Boonville mother-daughter team bringing ‘Hair Fairy’ to Tri-State
BOONVILLE, Ind. (WFIE) - A mother-daughter team in Boonville is working to connect children in need with the “Hair Fairy,” who they say visits kids who have lost their hair due to cancer or other illnesses.
Heather Lawson and Taylor Rusin have lost several people close to them to cancer. Both say they have found a way to turn their grief into something more positive by making sure children in need, and their families, get a visit from the “Hair Fairy.”
Mother-daughter team Heather and Taylor are working to make things a little easier for families experiencing tragedy, something they know a lot about.
“Any time you can put a little magic in it, a little Disney, a little bit of pixie dust, it makes it a little bit better,” said Heather.
Heather says when she was 33, she lost her 35-year-old husband to lung cancer. She learned he had a genetic mutation that made his body unable to fight cancer. She says there was a 50% chance the condition passed on to each of their four children.
Heather’s daughter, and Taylor’s sister, Alexis had the same condition and was diagnosed with a rare form of ovarian cancer. They say it was especially hard for her when she lost her hair.
“She found so much power in her hair, and she would spend hours and hours brushing it and wanting it to look just so-so,” said Taylor. “When it was gone it was like everybody knew she was sick. She couldn’t hide it anymore.”

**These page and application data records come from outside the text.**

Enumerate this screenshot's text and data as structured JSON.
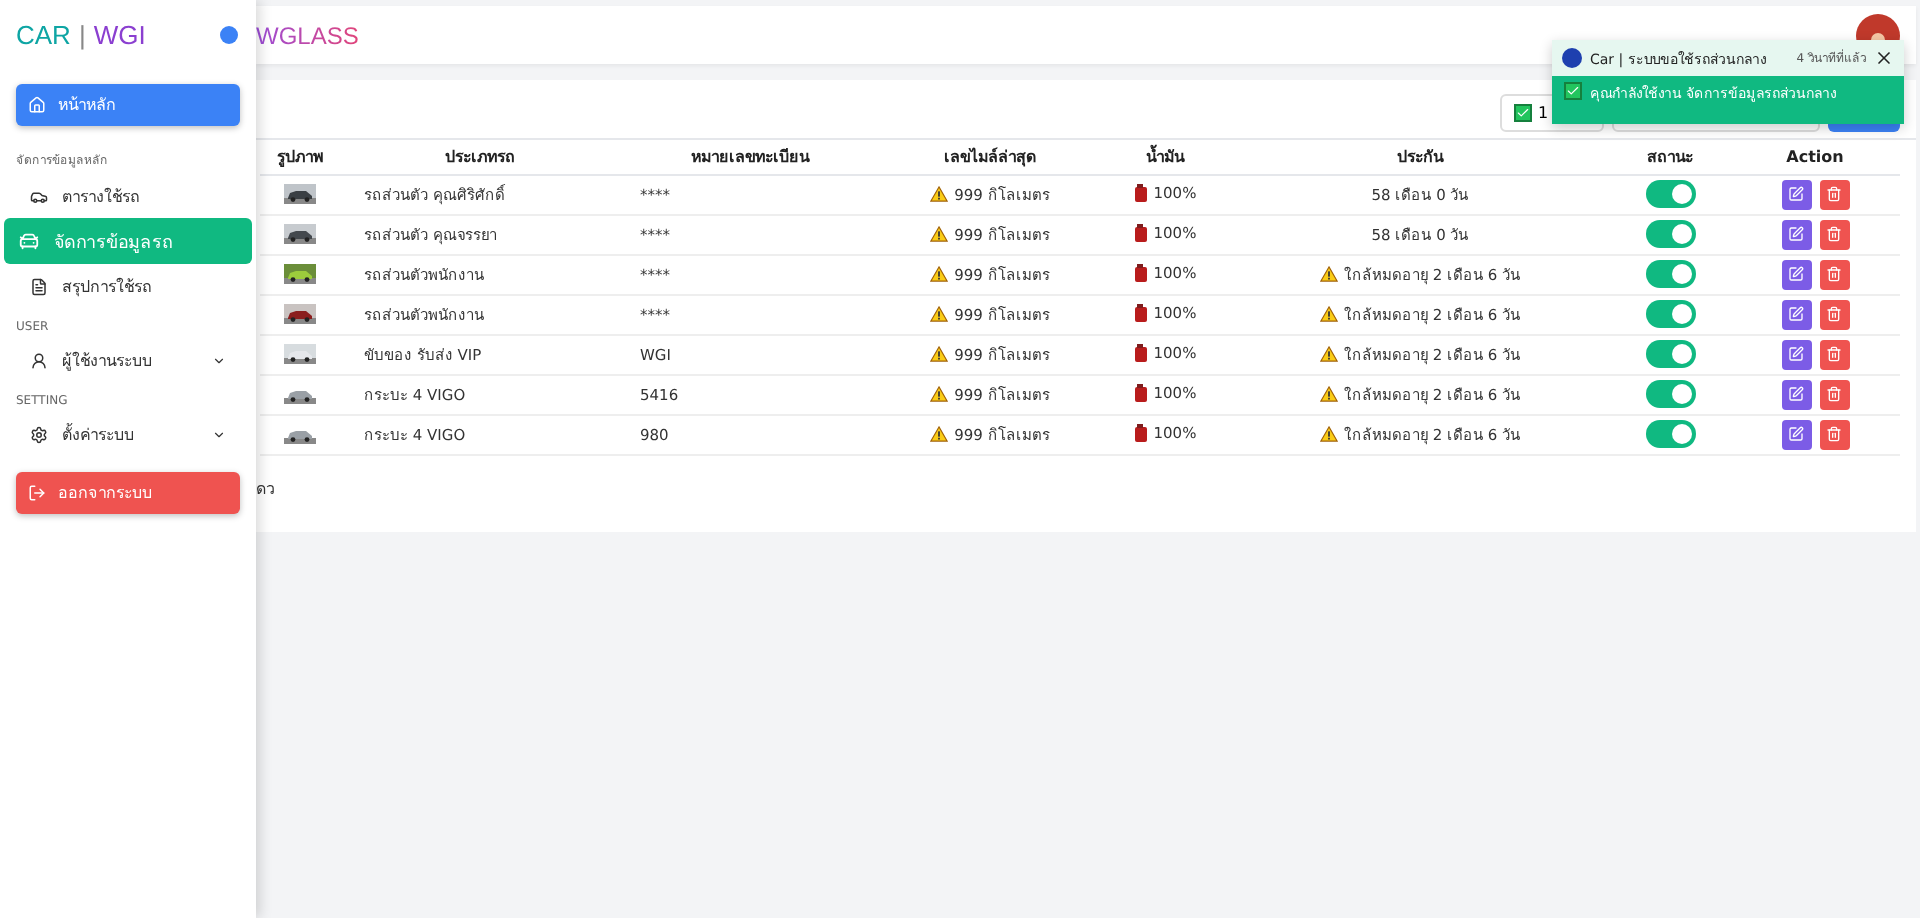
{
  "sidebar": {
    "logo": {
      "left": "CAR",
      "separator": "|",
      "right": "WGI"
    },
    "items": [
      {
        "kind": "button",
        "label": "หน้าหลัก",
        "color": "#3b82f6",
        "selected": false
      },
      {
        "kind": "section",
        "label": "จัดการข้อมูลหลัก"
      },
      {
        "kind": "item",
        "label": "ตารางใช้รถ",
        "selected": false
      },
      {
        "kind": "item",
        "label": "จัดการข้อมูลรถ",
        "selected": true
      },
      {
        "kind": "item",
        "label": "สรุปการใช้รถ",
        "selected": false
      },
      {
        "kind": "section",
        "label": "USER"
      },
      {
        "kind": "item",
        "label": "ผู้ใช้งานระบบ",
        "selected": false,
        "expanded": false
      },
      {
        "kind": "section",
        "label": "SETTING"
      },
      {
        "kind": "item",
        "label": "ตั้งค่าระบบ",
        "selected": false,
        "expanded": false
      },
      {
        "kind": "button",
        "label": "ออกจากระบบ",
        "color": "#ef5350",
        "selected": false
      }
    ]
  },
  "header": {
    "title": "WGLASS"
  },
  "toolbar": {
    "filter_button": "1"
  },
  "table": {
    "columns": [
      "รูปภาพ",
      "ประเภทรถ",
      "หมายเลขทะเบียน",
      "เลขไมล์ล่าสุด",
      "น้ำมัน",
      "ประกัน",
      "สถานะ",
      "Action"
    ],
    "rows": [
      {
        "type": "รถส่วนตัว คุณศิริศักดิ์",
        "plate": "****",
        "mileage": "999 กิโลเมตร",
        "fuel": "100%",
        "insurance": "58 เดือน 0 วัน",
        "insurance_warning": false,
        "on": true
      },
      {
        "type": "รถส่วนตัว คุณจรรยา",
        "plate": "****",
        "mileage": "999 กิโลเมตร",
        "fuel": "100%",
        "insurance": "58 เดือน 0 วัน",
        "insurance_warning": false,
        "on": true
      },
      {
        "type": "รถส่วนตัวพนักงาน",
        "plate": "****",
        "mileage": "999 กิโลเมตร",
        "fuel": "100%",
        "insurance": "ใกล้หมดอายุ 2 เดือน 6 วัน",
        "insurance_warning": true,
        "on": true
      },
      {
        "type": "รถส่วนตัวพนักงาน",
        "plate": "****",
        "mileage": "999 กิโลเมตร",
        "fuel": "100%",
        "insurance": "ใกล้หมดอายุ 2 เดือน 6 วัน",
        "insurance_warning": true,
        "on": true
      },
      {
        "type": "ขับของ รับส่ง VIP",
        "plate": "WGI",
        "mileage": "999 กิโลเมตร",
        "fuel": "100%",
        "insurance": "ใกล้หมดอายุ 2 เดือน 6 วัน",
        "insurance_warning": true,
        "on": true
      },
      {
        "type": "กระบะ 4 VIGO",
        "plate": "5416",
        "mileage": "999 กิโลเมตร",
        "fuel": "100%",
        "insurance": "ใกล้หมดอายุ 2 เดือน 6 วัน",
        "insurance_warning": true,
        "on": true
      },
      {
        "type": "กระบะ 4 VIGO",
        "plate": "980",
        "mileage": "999 กิโลเมตร",
        "fuel": "100%",
        "insurance": "ใกล้หมดอายุ 2 เดือน 6 วัน",
        "insurance_warning": true,
        "on": true
      }
    ]
  },
  "footer": {
    "text": "ดว"
  },
  "toast": {
    "title": "Car | ระบบขอใช้รถส่วนกลาง",
    "time": "4 วินาทีที่แล้ว",
    "message": "คุณกำลังใช้งาน จัดการข้อมูลรถส่วนกลาง"
  }
}
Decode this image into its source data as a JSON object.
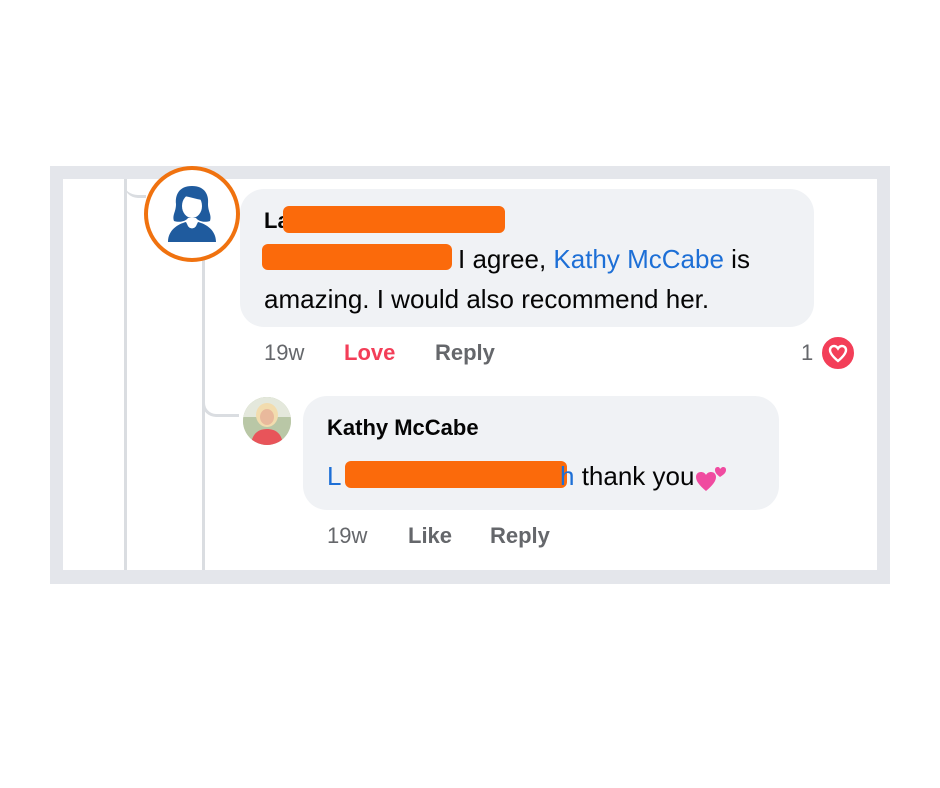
{
  "comment": {
    "author_visible": "La",
    "mention_redacted": "",
    "text_part1": "I agree,",
    "mention_link": "Kathy McCabe",
    "text_part2": "is",
    "text_line2": "amazing. I would also recommend her.",
    "time": "19w",
    "reaction_label": "Love",
    "reply_label": "Reply",
    "reaction_count": "1"
  },
  "reply": {
    "author": "Kathy McCabe",
    "mention_prefix": "L",
    "mention_suffix": "h",
    "text": "thank you",
    "time": "19w",
    "like_label": "Like",
    "reply_label": "Reply"
  },
  "colors": {
    "accent_ring": "#f0720f",
    "redaction": "#fb6a0b",
    "link": "#1d6fd6",
    "love": "#f33e58",
    "bubble": "#f0f2f5"
  },
  "icons": {
    "avatar": "person-silhouette-icon",
    "reaction": "heart-icon",
    "emoji": "two-hearts-emoji"
  }
}
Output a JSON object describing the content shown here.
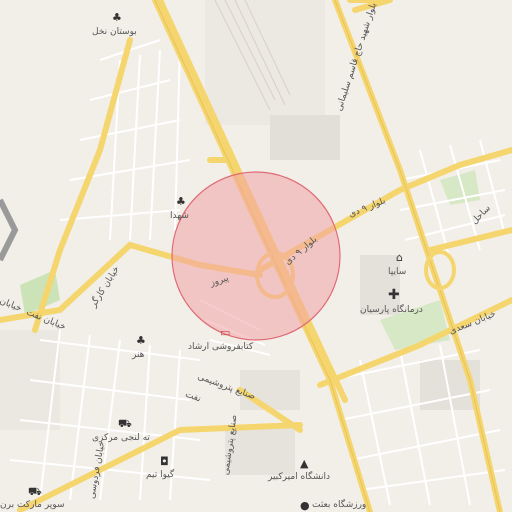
{
  "map": {
    "colors": {
      "background": "#f2efe9",
      "major_road": "#f5d66e",
      "minor_road": "#ffffff",
      "park": "#cce3b8",
      "highlight_fill": "#f3a3a8",
      "highlight_stroke": "#e06b74"
    },
    "labels": {
      "park_north": "بوستان نخل",
      "shohada": "شهدا",
      "piruz": "پیروز",
      "khayaban_kargar": "خیابان کارگر",
      "khayaban_naft": "خیابان نفت",
      "honar": "هنر",
      "bookstore": "کتابفروشی ارشاد",
      "industry_st": "صنایع پتروشیمی",
      "naft2": "نفت",
      "talangi": "ته لنجی مرکزی",
      "giva": "گیوا تیم",
      "supermarket": "سوپر مارکت برن",
      "farsi_st": "خیابان فردوسی",
      "blvd_9dey_a": "بلوار ۹ دی",
      "blvd_9dey_b": "بلوار ۹ دی",
      "blvd_soleimani": "بلوار شهید حاج قاسم سلیمانی",
      "saipa": "سایپا",
      "parsian_clinic": "درمانگاه پارسیان",
      "amirkabir": "دانشگاه امیرکبیر",
      "besat": "ورزشگاه بعثت",
      "khayaban_saadi": "خیابان سعدی",
      "khayaban_left_top": "خیابان ...",
      "sahel": "ساحل"
    }
  }
}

Alexis was 18 years old when she passed away a year ago. Since then, Heather and Taylor have found a way to turn their grief into something positive.
They have connected with the local nonprofit “Granted” to connect needy families with gifts from the “Hair Fairy.” These include letters to the sick child as well as their parents, a hat picked specifically for each child, and a homemade pillow with a space for the child to put a lock of their hair. After the Hair Fairy takes the child’s hair, they say it leaves behind a gift specific to each child in need.
They say Taylor has the same genetic mutation as Alexis and her father, which doctors say gives her a 100% chance to have cancer by the time she’s 60. They say it means a lot to take their struggles and pain, and use them to help others.
“To embrace that memory, embrace that grief, and then do something good about it for someone else who might be going through that soon, it makes it a really good thing for me,” said Heather.
Heather and Taylor say the best way to support what they do is to support “Granted.”
To learn more about the non-profit and what you can do to help, click here.
Copyright 2023 WFIE. All rights reserved.